The county is looking at similar practical measures, most significantly the greater implementation of a four-day/10-hour shift work week. According to county spokesperson Lee Catlin, the county’s four-person zoning inspector team is making this shift, and several members of the Housing Office as well as county police detectives are already working this altered schedule.

With their reliance on transit, schools and the police are obviously hit harder than most departments by the rising fuel costs. In the county, 217 school buses travel approximately 12,000 miles a day. Last year, they spent $1.2 million on 731,650 gallons. Their fuel budget for this year is $1.7 million. As one means of attacking rising costs, the county commissioned a biodiesel pilot impact study last year. The results of that study were just submitted and will go before the Board of Supervisors this month.

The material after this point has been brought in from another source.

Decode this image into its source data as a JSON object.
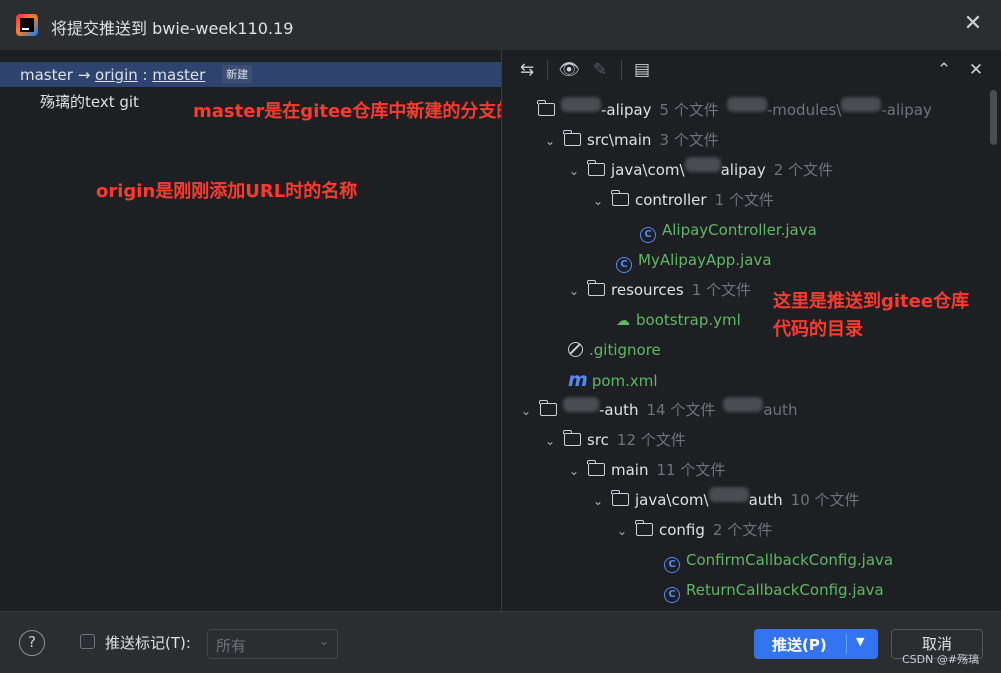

The county school system also recently completed a survey of its transportation recipients and was able to determine that some 900 people along their bus routes did not need pick-up. As a result, the routes have been completely redesigned this year to cut down on unnecessary trips. On the city side, schools are researching efforts to encourage walking to school and carpooling.

Within the police department, the county has already begun to alter some practices, requiring carpooling to all training or other activities outside Albemarle, an emphasis on not letting cars idle, and two officers (as opposed to one) per patrol car on emergency calls.

“There’s nothing off the table,” says Lieutenant Todd Hopwood, county police spokesperson, about any future actions to reduce fuel usage. At the same time, he is careful to caution that “we don’t want to reduce our service to the citizens.”

Hopwood is quick to point out the basic realities for a county patrol officer. With 700 square miles to cover and a total force of 123 sworn officers (only some of those performing patrol duties), there is little an officer can do besides driving around the large rings they must cover.

The challenge is smaller for the city, only 10 square miles in circumference. As a result, Charlottesville police have been able to take the straightforward measure of simply requiring officers to spend more time on foot, mandating that all officers on patrol take two hours out of their normal shift to patrol their district outside their vehicle.

Still, police Captain Allen Kirby says, “the patrol car is like our office,” and the move will require a change in philosophy, from one of a complete reliance on automobiles to a humbler means, literal boots on the street.